Shifter: Despite the gnoll in my lineup, I believe the Shifter (under a new name, please) has a spot in the 5e PHB as one of those 'something more than human' types, namely a lycanthrope. It's a strong fantasy archetype and a desirable one. I'd give them the power to change anthro or the actual animal right off the bat, too. Why hold off on that? I'd rather we give players such racial tools from the onset, and their skill and player ability to use well progresses from there. I honestly don't see any sort of imbalance in becoming an ordinary animal or a more physically adept humanoid. Of course it'll scale, but yes, put the lycanthropes in the PHB. They could also fill some of that gritty player space afforded a low magic quality I so enjoy.
Vampire: They're here to stay. They're ingrained into the culture, and into rpgs, and even into D&D. Thank Ravenloft, I suppose. Thank every vampire character, setting, book, etc. I rather like them myself, though minus a few of the more gimmicky weaknesses (garlic) but fine with others (aversion, not destruction, to direct sunlight and maybe difficulties with opposing alignment holy symbols). I also like the idea of an undead race in the starting lineup, one that has to be at least a little dark in its eating habits. They also cover a huge design range, from vast, dark, aristocratic empires, singular baronies and fiefs, to lone stalkers as part of an unseen culture spanning the entire setting. They could also pull the Shadowfell's equivalent into greater focus, which I like.
Wilden: Another name I'd change, but a concept I'd definitely keep in some capacity. A plant race is something I'd like to see done with respect and a creative touch, that will also be supported throughout the edition and not a one-and-done. These types of races deserve the respect all the others got at some point. Maybe it comes in the form of the recent Heroes of the Feywild hamadryad, or Guild Wars II's Sylvari, but I want something not animal involved here.
On the fence:
Tiefling: As someone mentioned, fiendish ancestry is very bad ass and sings of Sword & Sorcery. It has a place in a lot of settings and campaigns, and is a desirable choice from the outset. I wouldn't mind expanding the bloodline beyond infernal, and maybe keeping the uncertainty of the exact affiliation as part of their mystery, at least for a time. You could have tieflings factor heavily into fiendish politics or Blood Warring, or into the legacy of Bael Turath style fallen or corrupted empires.

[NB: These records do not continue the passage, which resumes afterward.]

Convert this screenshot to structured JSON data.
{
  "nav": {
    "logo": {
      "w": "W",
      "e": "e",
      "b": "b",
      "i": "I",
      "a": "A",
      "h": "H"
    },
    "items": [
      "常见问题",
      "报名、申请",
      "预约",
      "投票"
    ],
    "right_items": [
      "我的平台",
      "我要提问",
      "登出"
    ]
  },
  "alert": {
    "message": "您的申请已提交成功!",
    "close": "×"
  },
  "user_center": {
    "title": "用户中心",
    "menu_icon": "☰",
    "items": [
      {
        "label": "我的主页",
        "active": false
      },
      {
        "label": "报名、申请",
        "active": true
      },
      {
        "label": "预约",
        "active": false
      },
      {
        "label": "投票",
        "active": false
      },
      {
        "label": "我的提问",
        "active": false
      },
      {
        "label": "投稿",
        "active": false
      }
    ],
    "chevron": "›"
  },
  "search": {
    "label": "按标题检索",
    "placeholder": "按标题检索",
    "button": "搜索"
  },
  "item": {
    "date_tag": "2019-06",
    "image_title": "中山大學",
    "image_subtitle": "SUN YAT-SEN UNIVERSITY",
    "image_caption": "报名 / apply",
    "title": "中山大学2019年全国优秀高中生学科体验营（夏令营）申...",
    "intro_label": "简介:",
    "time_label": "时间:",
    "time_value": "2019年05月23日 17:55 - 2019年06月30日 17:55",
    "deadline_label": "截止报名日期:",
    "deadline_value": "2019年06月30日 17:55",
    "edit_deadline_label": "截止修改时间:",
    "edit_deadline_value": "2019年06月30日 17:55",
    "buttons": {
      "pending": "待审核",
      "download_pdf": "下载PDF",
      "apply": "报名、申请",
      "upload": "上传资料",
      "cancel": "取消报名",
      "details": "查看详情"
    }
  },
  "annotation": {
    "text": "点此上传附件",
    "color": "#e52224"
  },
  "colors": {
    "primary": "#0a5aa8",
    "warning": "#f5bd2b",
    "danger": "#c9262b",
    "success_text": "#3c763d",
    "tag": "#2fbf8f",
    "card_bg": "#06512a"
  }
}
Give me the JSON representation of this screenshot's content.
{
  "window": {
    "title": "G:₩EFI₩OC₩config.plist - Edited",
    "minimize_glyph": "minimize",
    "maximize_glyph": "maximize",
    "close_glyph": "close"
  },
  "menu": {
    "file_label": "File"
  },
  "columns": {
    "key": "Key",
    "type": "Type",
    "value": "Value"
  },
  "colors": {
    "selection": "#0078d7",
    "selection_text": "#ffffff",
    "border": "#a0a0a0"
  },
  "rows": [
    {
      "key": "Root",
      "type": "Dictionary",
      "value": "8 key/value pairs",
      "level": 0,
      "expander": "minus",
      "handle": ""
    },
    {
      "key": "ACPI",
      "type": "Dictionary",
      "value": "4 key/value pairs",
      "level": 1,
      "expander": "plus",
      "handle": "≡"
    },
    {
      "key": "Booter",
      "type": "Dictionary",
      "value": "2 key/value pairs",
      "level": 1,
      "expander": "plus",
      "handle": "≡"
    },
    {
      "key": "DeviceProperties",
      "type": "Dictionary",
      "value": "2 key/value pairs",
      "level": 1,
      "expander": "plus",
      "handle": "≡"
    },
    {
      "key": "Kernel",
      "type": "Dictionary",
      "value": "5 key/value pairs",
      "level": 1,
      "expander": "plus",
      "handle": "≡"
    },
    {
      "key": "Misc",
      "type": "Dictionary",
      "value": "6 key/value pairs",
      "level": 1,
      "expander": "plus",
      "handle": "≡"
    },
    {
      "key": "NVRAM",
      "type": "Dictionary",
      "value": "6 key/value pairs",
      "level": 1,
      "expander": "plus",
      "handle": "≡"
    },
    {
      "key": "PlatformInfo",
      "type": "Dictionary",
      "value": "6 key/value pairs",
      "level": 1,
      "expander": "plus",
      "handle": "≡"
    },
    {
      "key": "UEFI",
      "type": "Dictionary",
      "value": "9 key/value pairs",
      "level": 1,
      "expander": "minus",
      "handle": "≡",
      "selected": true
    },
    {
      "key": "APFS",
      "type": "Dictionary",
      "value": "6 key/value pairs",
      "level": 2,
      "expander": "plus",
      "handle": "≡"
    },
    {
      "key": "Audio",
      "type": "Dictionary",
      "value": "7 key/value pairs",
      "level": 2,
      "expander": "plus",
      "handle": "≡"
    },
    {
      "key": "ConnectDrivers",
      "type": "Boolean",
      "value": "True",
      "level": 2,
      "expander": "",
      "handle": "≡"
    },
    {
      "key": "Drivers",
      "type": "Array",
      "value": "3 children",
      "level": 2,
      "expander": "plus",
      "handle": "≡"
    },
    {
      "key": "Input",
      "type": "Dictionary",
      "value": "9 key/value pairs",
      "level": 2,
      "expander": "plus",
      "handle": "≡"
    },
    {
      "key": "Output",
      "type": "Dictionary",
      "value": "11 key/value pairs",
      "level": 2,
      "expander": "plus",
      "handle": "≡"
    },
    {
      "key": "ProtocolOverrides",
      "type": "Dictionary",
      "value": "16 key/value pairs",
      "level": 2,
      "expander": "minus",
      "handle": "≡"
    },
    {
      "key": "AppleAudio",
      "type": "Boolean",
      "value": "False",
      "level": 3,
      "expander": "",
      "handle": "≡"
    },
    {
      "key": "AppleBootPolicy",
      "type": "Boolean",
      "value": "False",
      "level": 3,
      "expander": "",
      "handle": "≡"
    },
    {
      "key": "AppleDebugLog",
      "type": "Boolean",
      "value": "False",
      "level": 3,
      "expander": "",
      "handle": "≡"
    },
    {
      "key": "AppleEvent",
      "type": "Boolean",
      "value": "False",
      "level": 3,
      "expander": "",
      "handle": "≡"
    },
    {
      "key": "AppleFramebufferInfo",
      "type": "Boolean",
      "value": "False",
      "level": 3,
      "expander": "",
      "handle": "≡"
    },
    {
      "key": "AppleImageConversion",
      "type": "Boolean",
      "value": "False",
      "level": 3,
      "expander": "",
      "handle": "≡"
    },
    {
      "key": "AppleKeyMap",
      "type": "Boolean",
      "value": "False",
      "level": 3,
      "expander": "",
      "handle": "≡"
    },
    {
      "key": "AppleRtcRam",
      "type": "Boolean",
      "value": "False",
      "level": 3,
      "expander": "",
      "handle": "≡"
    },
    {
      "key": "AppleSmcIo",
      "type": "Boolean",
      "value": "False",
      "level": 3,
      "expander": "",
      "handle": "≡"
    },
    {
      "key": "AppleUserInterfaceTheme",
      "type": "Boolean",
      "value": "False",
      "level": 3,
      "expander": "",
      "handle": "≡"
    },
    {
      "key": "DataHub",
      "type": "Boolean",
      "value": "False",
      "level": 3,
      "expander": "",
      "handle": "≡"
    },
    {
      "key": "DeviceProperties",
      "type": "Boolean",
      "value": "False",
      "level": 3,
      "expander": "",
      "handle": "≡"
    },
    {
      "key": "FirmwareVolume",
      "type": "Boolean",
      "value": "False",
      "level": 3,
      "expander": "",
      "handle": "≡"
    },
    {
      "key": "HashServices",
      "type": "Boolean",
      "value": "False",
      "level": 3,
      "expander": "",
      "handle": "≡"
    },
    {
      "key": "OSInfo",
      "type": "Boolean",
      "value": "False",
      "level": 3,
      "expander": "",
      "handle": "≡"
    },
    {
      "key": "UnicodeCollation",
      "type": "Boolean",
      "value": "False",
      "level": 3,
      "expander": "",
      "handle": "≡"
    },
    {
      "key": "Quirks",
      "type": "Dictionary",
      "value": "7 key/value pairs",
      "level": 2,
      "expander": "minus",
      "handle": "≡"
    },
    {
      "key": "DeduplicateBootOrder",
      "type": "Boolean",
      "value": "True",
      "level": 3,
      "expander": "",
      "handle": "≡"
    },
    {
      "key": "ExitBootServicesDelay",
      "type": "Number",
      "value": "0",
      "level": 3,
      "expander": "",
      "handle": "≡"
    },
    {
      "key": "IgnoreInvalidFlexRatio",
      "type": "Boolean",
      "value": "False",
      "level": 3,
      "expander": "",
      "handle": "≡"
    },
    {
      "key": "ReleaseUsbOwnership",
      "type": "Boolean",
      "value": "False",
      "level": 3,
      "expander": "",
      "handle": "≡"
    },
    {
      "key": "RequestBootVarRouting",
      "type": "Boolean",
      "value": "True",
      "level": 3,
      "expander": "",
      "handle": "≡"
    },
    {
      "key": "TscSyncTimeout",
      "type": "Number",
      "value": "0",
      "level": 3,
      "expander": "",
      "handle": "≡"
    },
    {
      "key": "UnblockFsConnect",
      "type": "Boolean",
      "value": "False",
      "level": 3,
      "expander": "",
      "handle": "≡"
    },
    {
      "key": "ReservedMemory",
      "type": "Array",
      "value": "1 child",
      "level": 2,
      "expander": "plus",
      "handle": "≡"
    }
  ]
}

How monstrous they look should be up to DMs, though I wouldn't mind a progression that starts very subtle and becomes increasingly heinous.
Deva: While being the offspring of an angel is cool, and adding Nephilim and biblical aspects to this race would also be cool, I also dig the reincarnation aspect that comes with the 4e Deva. I think those cosmological specifics should vary from setting to setting, but some form of promised one, or enlightened one, again another one of those 'more than mortal' types skewed toward heavens and higher planes is a compelling addition. Like the tiefling, I wouldn't mind the lineage of any Deva or Nephilim to begin very subtle and become more and more pronounced the higher in level they go.